BMW is keeping the gear shift know on the steering column. That oval 'Q' looking knob is the gear selector. If you push it forward you put the car in drive and if you pull back all the way you put it in reverse. I guess somewhere in the middle is neutral, there must be a distinctive click or resistance when you pass neutral or it would be difficult to know when you have placed it in neutral. The start/stop button is also on the steering column.
The two main instrumentation panels appear to be similar in size and location as the concept, and if you expand the picture to the right it looks like the display on the drivers instrument cluster is very close to what the concept i3 display looked like. It is fuzzy, but you can clearly see the main display is just about exactly what the concept display showed. You can see the current speed in the center, surrounded by an oval which displays the level of energy you are either using or gaining with regenerative braking. On the left is the outside temperature and on the right is the amount of miles you have driven on the current trip. Along the bottom there is line that represents the battery charge level with the estimated remaining miles you have before needing to plug in. If indeed I am correct about the oval circle encompassing the speed indicator, and all that is displayed is an amount of bars to show you if you are using or recapturing energy, then I will be disappointed. I want that to be represented in a numeric value for me to see like watt hours per mile. Five bars doesn't tell me anything about how much energy I'm using or how much I'm gaining by driving down a long hill. I'd like to see the actual energy flow in real value, not just bars please. I do like this small simple display unit though, and expect the production one to be all screen, unlike the one in the photo that has more painted surface than screen.
Now to the center stack console and here is where it gets a little dicey in my opinion. I'm not a fan of what I see in the picture. In fact it reminds me of the center stack console of my late 90's Honda Civic. I'm not going to go all out and slam it yet because the best feature, the large display screen is covered and hidden from view. However I can't help but look at what is visible, compare it to the concept i3 console and wonder what went wrong. They kept the tray to hold items between the controls and the display which I think is nice to have, but the button arrangement, vents and knobs remind me of something from the past, not the future of personal mobility. I loved the simple, modern, streamlined look of the concept i3's dash and I guess I was hoping for more of that look. I'm not giving up yet though because most of the dash is still covered and who knows, this might not even be the real production dash. The steering wheel was borrowed from a 3 series so perhaps what we see is only partially correct, however I have to believe what we see here is mostly what we'll get.
I know production cars never quite live up to the concept form. Designers can do wild things when they are making one car, and often some of the aspects of the things they dream up don't translate to making an affordable production vehicle, so changes are made.

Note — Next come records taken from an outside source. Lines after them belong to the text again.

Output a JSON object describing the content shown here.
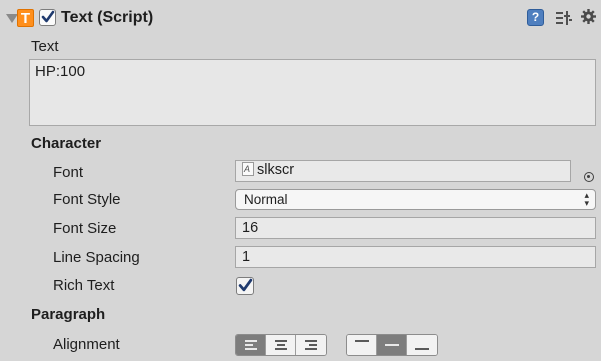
{
  "component": {
    "title": "Text (Script)",
    "icon_letter": "T",
    "enabled": true,
    "icons": [
      "help-icon",
      "preset-icon",
      "gear-icon"
    ]
  },
  "text_field": {
    "label": "Text",
    "value": "HP:100"
  },
  "character": {
    "section_label": "Character",
    "font_label": "Font",
    "font_value": "slkscr",
    "font_style_label": "Font Style",
    "font_style_value": "Normal",
    "font_size_label": "Font Size",
    "font_size_value": "16",
    "line_spacing_label": "Line Spacing",
    "line_spacing_value": "1",
    "rich_text_label": "Rich Text",
    "rich_text_checked": true
  },
  "paragraph": {
    "section_label": "Paragraph",
    "alignment_label": "Alignment",
    "horizontal_options": [
      "left",
      "center",
      "right"
    ],
    "horizontal_selected": "left",
    "vertical_options": [
      "top",
      "middle",
      "bottom"
    ],
    "vertical_selected": "middle"
  },
  "colors": {
    "panel_bg": "#d6d6d6",
    "component_icon": "#ff8f1c",
    "field_bg": "#e9e9e9",
    "selected_toggle": "#7d7d7d"
  }
}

I doubt the manufacturers say "Yeah this concept is gorgeous, too nice for the public in fact so let's ugly it up a bit". I just really liked the look of the concept i3 interior (more so than the look of the exterior)and hope BMW manages to bring as much of it to the production version as possible.